Segment Start: PROVIDED INFORMATION

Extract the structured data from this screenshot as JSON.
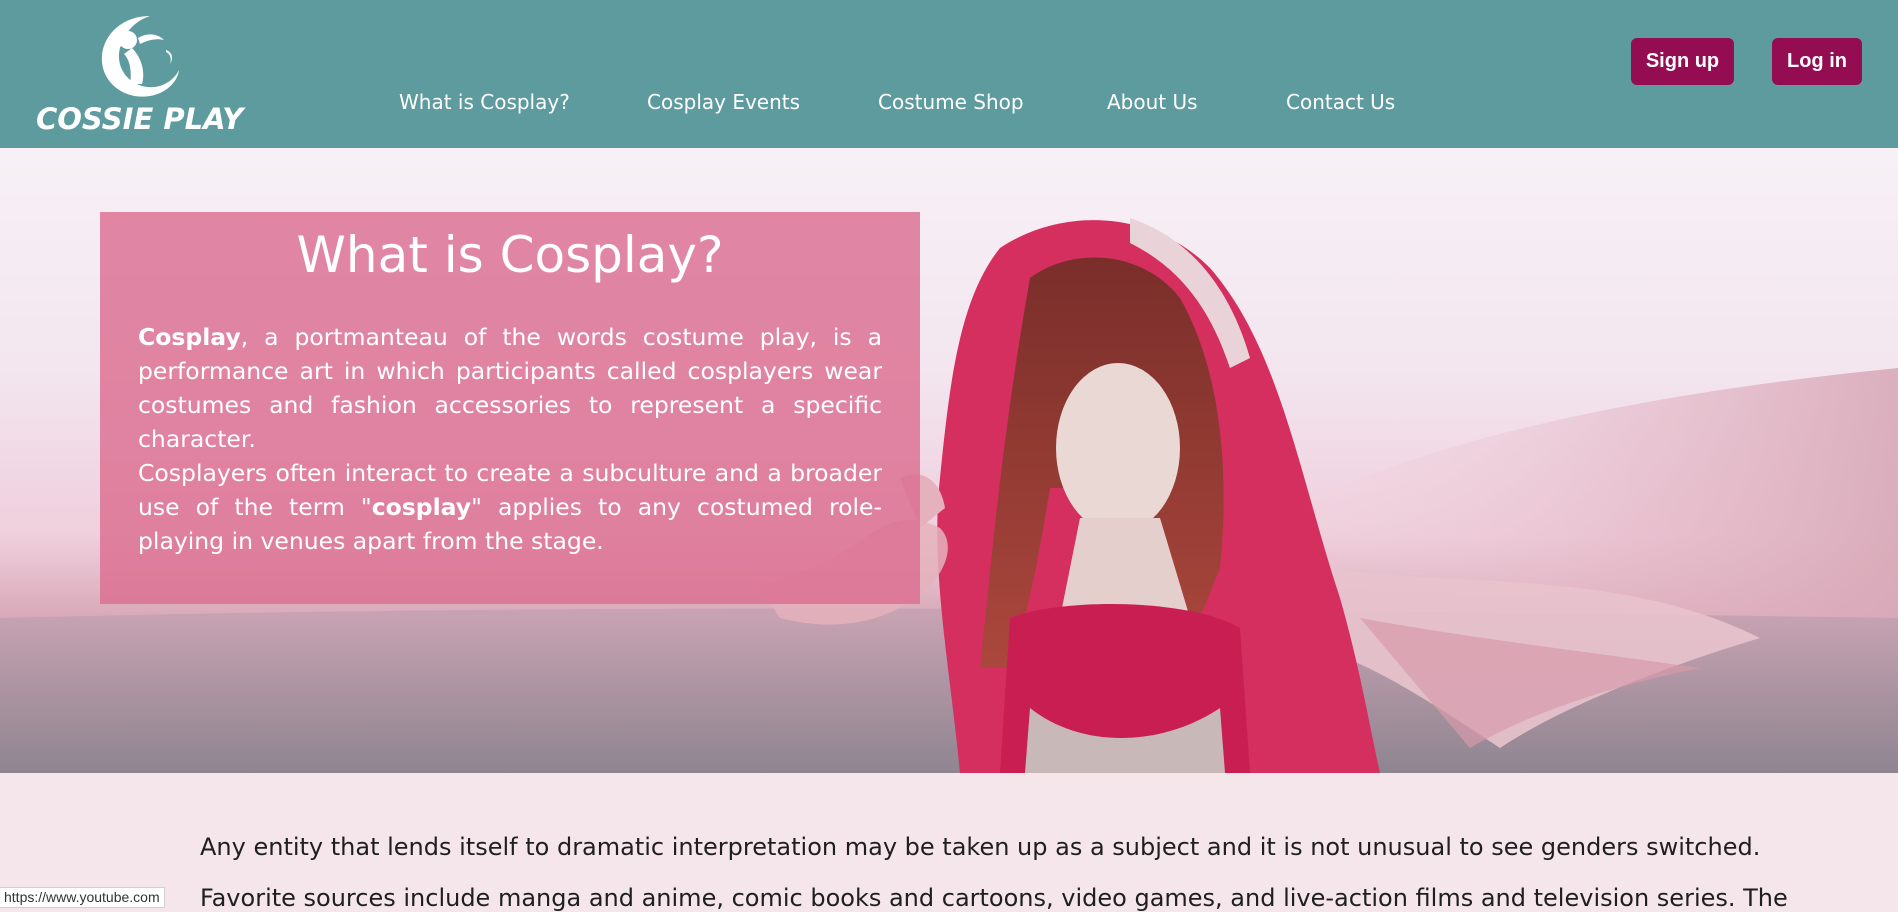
{
  "header": {
    "logo_text": "COSSIE PLAY",
    "nav": [
      {
        "label": "What is Cosplay?"
      },
      {
        "label": "Cosplay Events"
      },
      {
        "label": "Costume Shop"
      },
      {
        "label": "About Us"
      },
      {
        "label": "Contact Us"
      }
    ],
    "signup_label": "Sign up",
    "login_label": "Log in"
  },
  "hero": {
    "title": "What is Cosplay?",
    "p1_bold": "Cosplay",
    "p1_rest": ", a portmanteau of the words costume play, is a performance art in which participants called cosplayers wear costumes and fashion accessories to represent a specific character.",
    "p2_before": "Cosplayers often interact to create a subculture and a broader use of the term \"",
    "p2_bold": "cosplay",
    "p2_after": "\" applies to any costumed role-playing in venues apart from the stage."
  },
  "content": {
    "line1": "Any entity that lends itself to dramatic interpretation may be taken up as a subject and it is not unusual to see genders switched.",
    "line2": "Favorite sources include manga and anime, comic books and cartoons, video games, and live-action films and television series. The"
  },
  "status_url": "https://www.youtube.com",
  "colors": {
    "header_bg": "#5e9b9e",
    "button_bg": "#940d52",
    "hero_card": "#dc6e91",
    "page_bg": "#f5e6ec"
  }
}
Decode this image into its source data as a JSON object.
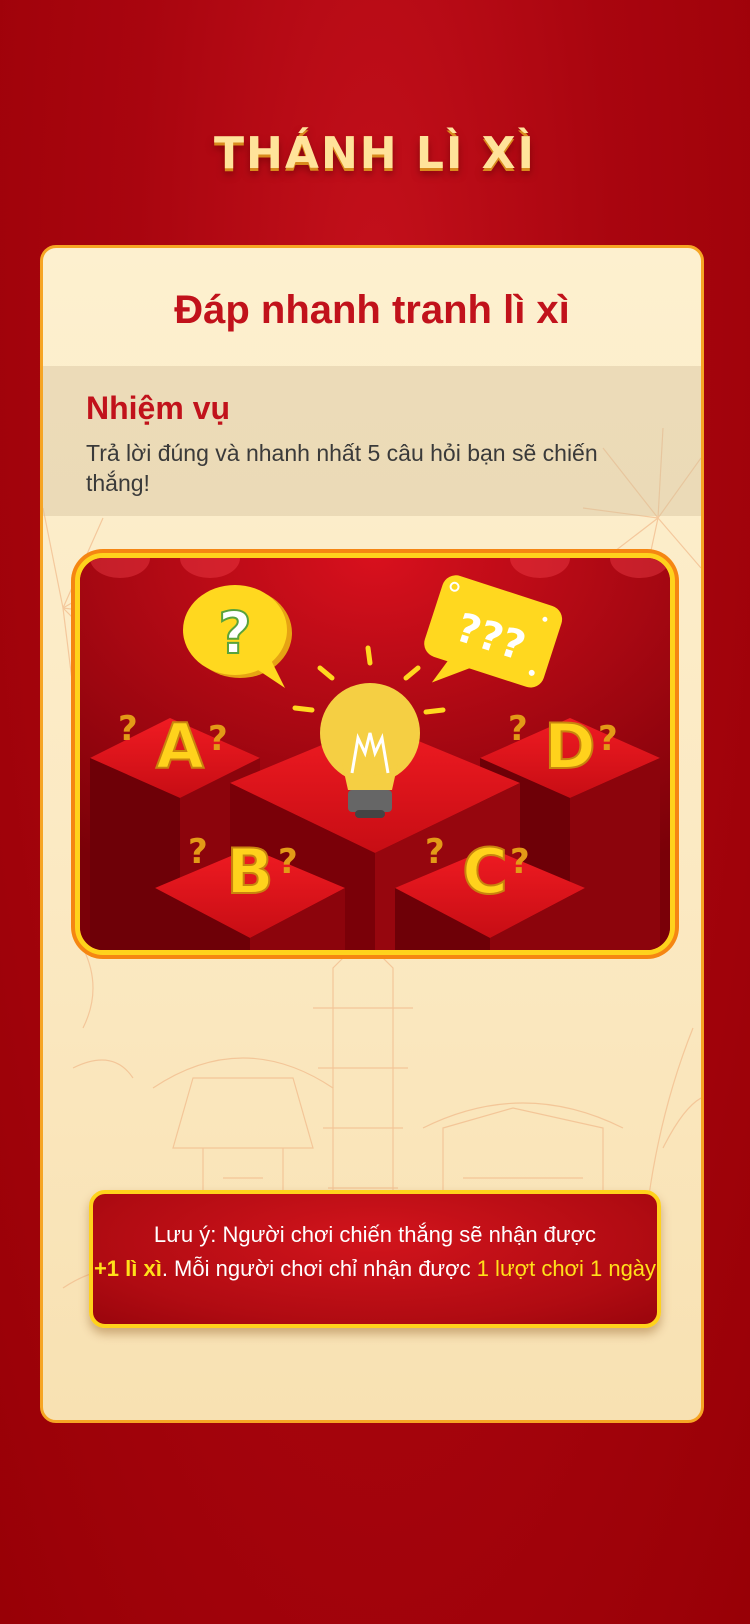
{
  "header": {
    "title": "THÁNH LÌ XÌ"
  },
  "card": {
    "title": "Đáp nhanh tranh lì xì",
    "mission": {
      "heading": "Nhiệm vụ",
      "text": "Trả lời đúng và nhanh nhất 5 câu hỏi bạn sẽ chiến thắng!"
    },
    "illustration": {
      "options": [
        "A",
        "B",
        "C",
        "D"
      ],
      "question_mark": "?",
      "bubble_text": "???"
    },
    "note": {
      "line1": "Lưu ý: Người chơi chiến thắng sẽ nhận được",
      "reward": "+1 lì xì",
      "middle": ". Mỗi người chơi chỉ nhận được ",
      "limit": "1 lượt chơi 1 ngày"
    }
  },
  "colors": {
    "background": "#a9050f",
    "accent_red": "#c1121b",
    "gold": "#ffd21c",
    "card": "#fdf0cf"
  }
}
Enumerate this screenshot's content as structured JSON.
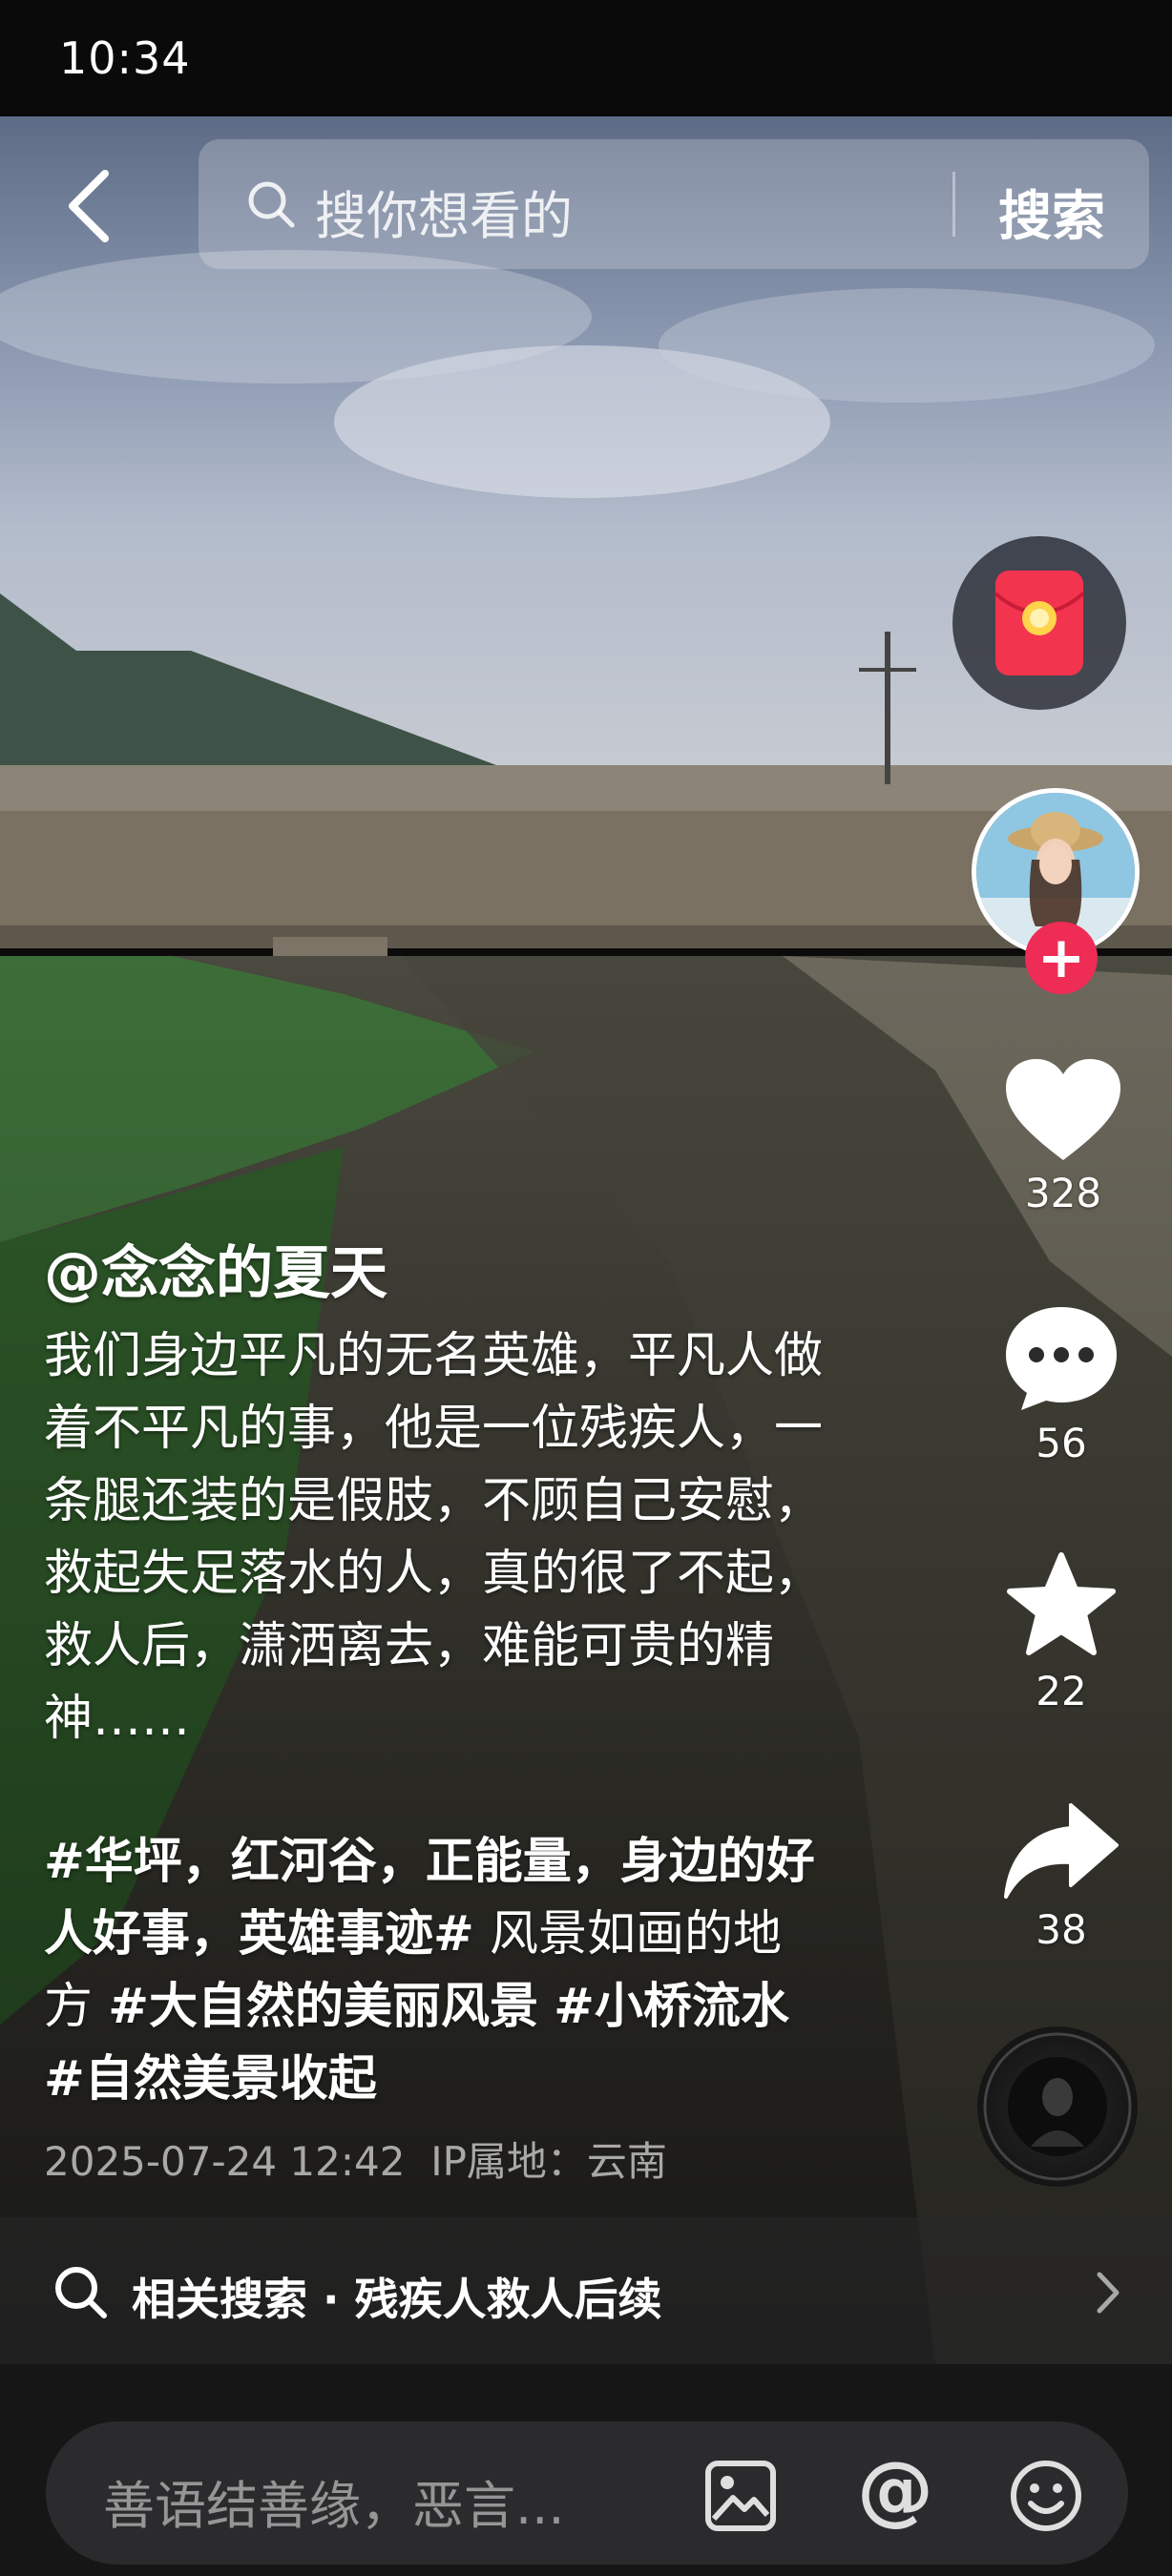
{
  "status_bar": {
    "time": "10:34"
  },
  "search": {
    "placeholder": "搜你想看的",
    "submit_label": "搜索"
  },
  "side_actions": {
    "like_count": "328",
    "comment_count": "56",
    "favorite_count": "22",
    "share_count": "38",
    "follow_label": "+"
  },
  "post": {
    "author": "@念念的夏天",
    "caption": "我们身边平凡的无名英雄，平凡人做着不平凡的事，他是一位残疾人，一条腿还装的是假肢，不顾自己安慰，救起失足落水的人，真的很了不起，救人后，潇洒离去，难能可贵的精神……",
    "tags": [
      {
        "text": "#华坪，红河谷，正能量，身边的好人好事，英雄事迹#",
        "bold": true
      },
      {
        "text": " 风景如画的地方 ",
        "bold": false
      },
      {
        "text": "#大自然的美丽风景",
        "bold": true
      },
      {
        "text": " ",
        "bold": false
      },
      {
        "text": "#小桥流水",
        "bold": true
      },
      {
        "text": " ",
        "bold": false
      },
      {
        "text": "#自然美景收起",
        "bold": true
      }
    ],
    "datetime": "2025-07-24 12:42",
    "ip_location": "IP属地：云南"
  },
  "related_search": {
    "text": "相关搜索 · 残疾人救人后续"
  },
  "comment_bar": {
    "placeholder": "善语结善缘，恶言..."
  },
  "colors": {
    "accent_red": "#ee2c55",
    "bottom_bg": "#161616"
  },
  "icons": [
    "back-icon",
    "search-icon",
    "red-packet-icon",
    "heart-icon",
    "comment-icon",
    "star-icon",
    "share-icon",
    "music-disc-icon",
    "image-icon",
    "at-icon",
    "emoji-icon",
    "chevron-right-icon"
  ]
}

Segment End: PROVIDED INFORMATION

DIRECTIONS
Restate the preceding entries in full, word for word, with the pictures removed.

COMPLETED TASK
Extract the structured data from this screenshot as JSON.
{
  "header": {
    "logo_text": "COSSIE PLAY",
    "nav": [
      {
        "label": "What is Cosplay?"
      },
      {
        "label": "Cosplay Events"
      },
      {
        "label": "Costume Shop"
      },
      {
        "label": "About Us"
      },
      {
        "label": "Contact Us"
      }
    ],
    "signup_label": "Sign up",
    "login_label": "Log in"
  },
  "hero": {
    "title": "What is Cosplay?",
    "p1_bold": "Cosplay",
    "p1_rest": ", a portmanteau of the words costume play, is a performance art in which participants called cosplayers wear costumes and fashion accessories to represent a specific character.",
    "p2_before": "Cosplayers often interact to create a subculture and a broader use of the term \"",
    "p2_bold": "cosplay",
    "p2_after": "\" applies to any costumed role-playing in venues apart from the stage."
  },
  "content": {
    "line1": "Any entity that lends itself to dramatic interpretation may be taken up as a subject and it is not unusual to see genders switched.",
    "line2": "Favorite sources include manga and anime, comic books and cartoons, video games, and live-action films and television series. The"
  },
  "status_url": "https://www.youtube.com",
  "colors": {
    "header_bg": "#5e9b9e",
    "button_bg": "#940d52",
    "hero_card": "#dc6e91",
    "page_bg": "#f5e6ec"
  }
}
Decode this image into its source data as a JSON object.
{
  "header": {
    "title": "THÁNH LÌ XÌ"
  },
  "card": {
    "title": "Đáp nhanh tranh lì xì",
    "mission": {
      "heading": "Nhiệm vụ",
      "text": "Trả lời đúng và nhanh nhất 5 câu hỏi bạn sẽ chiến thắng!"
    },
    "illustration": {
      "options": [
        "A",
        "B",
        "C",
        "D"
      ],
      "question_mark": "?",
      "bubble_text": "???"
    },
    "note": {
      "line1": "Lưu ý: Người chơi chiến thắng sẽ nhận được",
      "reward": "+1 lì xì",
      "middle": ". Mỗi người chơi chỉ nhận được ",
      "limit": "1 lượt chơi 1 ngày"
    }
  },
  "colors": {
    "background": "#a9050f",
    "accent_red": "#c1121b",
    "gold": "#ffd21c",
    "card": "#fdf0cf"
  }
}
Enumerate this screenshot's content as structured JSON.
{
  "status_bar": {
    "time": "10:34"
  },
  "search": {
    "placeholder": "搜你想看的",
    "submit_label": "搜索"
  },
  "side_actions": {
    "like_count": "328",
    "comment_count": "56",
    "favorite_count": "22",
    "share_count": "38",
    "follow_label": "+"
  },
  "post": {
    "author": "@念念的夏天",
    "caption": "我们身边平凡的无名英雄，平凡人做着不平凡的事，他是一位残疾人，一条腿还装的是假肢，不顾自己安慰，救起失足落水的人，真的很了不起，救人后，潇洒离去，难能可贵的精神……",
    "tags": [
      {
        "text": "#华坪，红河谷，正能量，身边的好人好事，英雄事迹#",
        "bold": true
      },
      {
        "text": " 风景如画的地方 ",
        "bold": false
      },
      {
        "text": "#大自然的美丽风景",
        "bold": true
      },
      {
        "text": " ",
        "bold": false
      },
      {
        "text": "#小桥流水",
        "bold": true
      },
      {
        "text": " ",
        "bold": false
      },
      {
        "text": "#自然美景收起",
        "bold": true
      }
    ],
    "datetime": "2025-07-24 12:42",
    "ip_location": "IP属地：云南"
  },
  "related_search": {
    "text": "相关搜索 · 残疾人救人后续"
  },
  "comment_bar": {
    "placeholder": "善语结善缘，恶言..."
  },
  "colors": {
    "accent_red": "#ee2c55",
    "bottom_bg": "#161616"
  },
  "icons": [
    "back-icon",
    "search-icon",
    "red-packet-icon",
    "heart-icon",
    "comment-icon",
    "star-icon",
    "share-icon",
    "music-disc-icon",
    "image-icon",
    "at-icon",
    "emoji-icon",
    "chevron-right-icon"
  ]
}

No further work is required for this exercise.